But he was a star in the other three majors. Trevino finished fifth in the 1967 U.S. Open at Baltusrol in New Jersey, when he first rose to national prominence. He then won the 1968 U.S. Open, his first win as a tour pro. That was some coming-out party, at the Oak Hill club in Rochester. He beat one Jack William Nicklaus by four shots. Trevino was the new golfing kid on the block. Hey, a player could do it his way.
A couple of years later Trevino won the 1971 U.S. Open, in a playoff over Jack Nicklaus at Merion, outside Philadelphia. He brought a rubber snake out of his golf bag on the first tee, which brought a chuckle from the more serious Nicklaus. Trevino wasn’t afraid of The Golden Bear, but maybe he wanted to get Nicklaus feeling snake-bitten. He shot 68 to Nicklaus’s 71.

Won British Open
That year Trevino also won the British Open, at Royal Birkdale in England. He followed with the 1972 British Open at Muirfield near Edinburgh, winning over Englishman Tony Jacklin. It appeared that Trevino was beaten when he was playing the 17th hole the last day. Jacklin was in position for a birdie or at worst a par on the par-five, while Trevino was off the green on his left to a hillside. It looked like Trevino hit his chip shot carelessly, but it rolled into the hole. Stunned, Jacklin three-putted.

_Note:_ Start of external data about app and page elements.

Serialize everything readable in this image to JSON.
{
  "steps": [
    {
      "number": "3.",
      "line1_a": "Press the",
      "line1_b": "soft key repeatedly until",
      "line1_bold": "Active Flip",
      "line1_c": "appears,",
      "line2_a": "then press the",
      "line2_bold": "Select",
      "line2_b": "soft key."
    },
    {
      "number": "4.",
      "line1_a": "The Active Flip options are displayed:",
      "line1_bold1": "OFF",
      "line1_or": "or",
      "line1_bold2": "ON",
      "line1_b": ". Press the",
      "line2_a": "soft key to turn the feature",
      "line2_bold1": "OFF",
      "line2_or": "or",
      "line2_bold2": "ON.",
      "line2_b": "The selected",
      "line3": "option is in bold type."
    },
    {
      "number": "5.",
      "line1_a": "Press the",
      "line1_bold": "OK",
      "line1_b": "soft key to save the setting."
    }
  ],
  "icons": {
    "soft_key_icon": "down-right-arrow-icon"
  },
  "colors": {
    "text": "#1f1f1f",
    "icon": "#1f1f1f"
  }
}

Jacklin was never the same after that, and somehow felt snake-bitten himself. But Trevino was always the same, playing quickly and talking rapidly. He won the 1974 and 1984 PGA Championships, the 1990 U.S. Senior Open, the 1992 and 1994 Senior PGA Championships. On the PGA Tour he won three Canadian Opens. All told, Trevino has won 27 PGA Tour events and 29 Senior PGA Tour events.
“Oh, I’ll still play about 18 tournaments a year out here,” Trevino said on the practice range in Dearborn. “But no more of the 72-hole tournaments for me. I’ll play the regular 54-hole tournaments. So that means no majors for me. Nope, that’s it. But you won’t find me crying. I’ve done alright.”

Unforgettable in Woodbridge
He sure has. I’ll never forget when I caddied for the Canadian player Jim Nelford in the 1979 Canadian PGA Championship at the National in Woodbridge, Ontario. Trevino birdied the last four holes with a series of perfect shots, every one different. He hit the ball exactly as he wanted to; on the trajectory he chose and with the spin he wanted. Trevino shot 67 that memorable day, and it’s still a competitive course record at the National. He went on to win the tournament.
I’m convinced he could still win senior majors if he chose to play. But Trevino has a 12-year-old daughter and an eight-year-old son, and coaches little-league baseball. He makes his presence felt, encouraging them to have some fun, to do things their way. Baseball’s a game. It could be a living down the road for a few lucky kids, but they’re the rare exceptions.
That’s what Trevino has been in golf: a rare exception. He grew up in a shack without electricity. Now he owns one of the largest houses in Dallas, and he’s proud of it. The guy’s been a major player in golf. He’ll miss the majors, and they’ll miss him.